It must implement IContactMapper interface.

export interface IContactMapper {
  desunify(
    source: UnifiedContactInput,
    customFieldMappings?: {
      slug: string;
      remote_id: string;
    }[]
  ): DesunifyReturnType;

  unify(
    source: OriginalContactOutput | OriginalContactOutput[],
    customFieldMappings?: {
      slug: string;
      remote_id: string;
    }[]
  ): Promise<UnifiedContactOutput | UnifiedContactOutput[]>;
}
export class My3rdPartyMapper implements IContactMapper {
  desunify(
    source: UnifiedContactInput,
    customFieldMappings?: {
      slug: string;
      remote_id: string;
    }[],
  ): 3rdPartyContactInput {}

  unify(
    source: 3rdPartyContactOutput | 3rdPartyContactOutput[],
    customFieldMappings?: {
      slug: string;
      remote_id: string;
    }[],
  ): Promise<UnifiedContactOutput | UnifiedContactOutput[]> {}
}

Check other implementations under /crm/contacts/services to fill the core functions.

2

Enable your new service

After these 3 files are successfully created and filled, you are ready to fix all dependencies/linting issues that you may have.
To make sure the service is enabled, dependencies and imports must be added.
We built a script that does it in seconds. You can execute the given command from the root directory of Panora.

  docker build -t validate_connectors -f ./packages/api/Dockerfile.validate-connectors .
  docker run -v $(pwd):/app/ -e VERTICAL=crm -e OBJECT_TYPE=contact validate_connectors

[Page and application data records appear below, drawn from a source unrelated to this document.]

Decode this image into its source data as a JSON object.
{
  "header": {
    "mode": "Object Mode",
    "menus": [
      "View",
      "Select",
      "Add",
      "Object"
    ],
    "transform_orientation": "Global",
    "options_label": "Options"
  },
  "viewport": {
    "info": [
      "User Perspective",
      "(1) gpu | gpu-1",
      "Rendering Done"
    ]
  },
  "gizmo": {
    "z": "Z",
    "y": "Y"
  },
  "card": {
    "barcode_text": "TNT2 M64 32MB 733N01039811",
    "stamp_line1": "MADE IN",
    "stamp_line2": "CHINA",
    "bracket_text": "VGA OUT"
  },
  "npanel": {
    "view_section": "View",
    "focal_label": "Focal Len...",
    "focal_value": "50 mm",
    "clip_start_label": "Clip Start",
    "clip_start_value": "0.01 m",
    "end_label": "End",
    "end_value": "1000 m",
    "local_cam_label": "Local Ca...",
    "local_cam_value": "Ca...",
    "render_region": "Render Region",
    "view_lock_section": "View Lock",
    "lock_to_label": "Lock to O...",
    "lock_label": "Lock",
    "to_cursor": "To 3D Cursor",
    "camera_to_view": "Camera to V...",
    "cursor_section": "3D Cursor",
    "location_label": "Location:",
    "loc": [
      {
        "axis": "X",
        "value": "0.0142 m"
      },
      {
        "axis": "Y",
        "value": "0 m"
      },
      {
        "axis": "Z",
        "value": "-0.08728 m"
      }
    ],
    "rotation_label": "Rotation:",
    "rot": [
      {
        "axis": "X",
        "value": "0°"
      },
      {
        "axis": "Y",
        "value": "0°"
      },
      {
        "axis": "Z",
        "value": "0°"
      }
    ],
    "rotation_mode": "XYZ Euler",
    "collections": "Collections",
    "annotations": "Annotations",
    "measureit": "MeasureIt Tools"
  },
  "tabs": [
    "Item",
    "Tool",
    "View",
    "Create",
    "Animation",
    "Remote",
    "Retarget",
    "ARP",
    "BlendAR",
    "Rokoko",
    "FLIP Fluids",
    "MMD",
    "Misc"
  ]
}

The script will automatically scan the /crm/contact/services folder and detect any new service folder so all dependencies and imports are updated across the codebase.

Step 3: Test your new connector

Now you must test Panora unified endpoints with the new connector built.

1

Create a connection using the magic link

If the connector uses oAuth:
You need a set of credentials that you’ll set in .env if you use oAuth (check above how it works). Check this guide to create a connection through it. To activate your new connector on the magic link, visit this file : and change your connector status to active: true.

If the connector uses API KEY auth:
You currently have to do a POST request to create a connection.
Create your query encoded URI by computing this:

  const state = encodeURIComponent(JSON.stringify({ projectId, linkedUserId, providerName, vertical, returnUrl }));

The values for linkedUserId and projectId are to be found within the webapp at localhost

Insert an api key connection
curl --request POST \
     --url http://localhost:3000/connections/apikey/callback?state=state \
     --header 'Content-Type: application/json' \
     --data '{
        "apikey": "YOUR_CONNECTOR_API_KEY",
        // if your connector needs more parameters for auth (e.g username or whatever)
        //"username": "YOUR_USERNAME_VALUE"
     }'
2

Test with unified endpoints

Now after successfully creating a new connection, you can copy a connection token inside the webapp under http://localhost/connections. Create a Panora Api Key and make unified request with your connection token. Check this guide to do it !

Congrats, you now have built a new integration with Panora ! 🦸‍♀️

Nb: The development kit to add integrations out of the blue is coming soon 🎸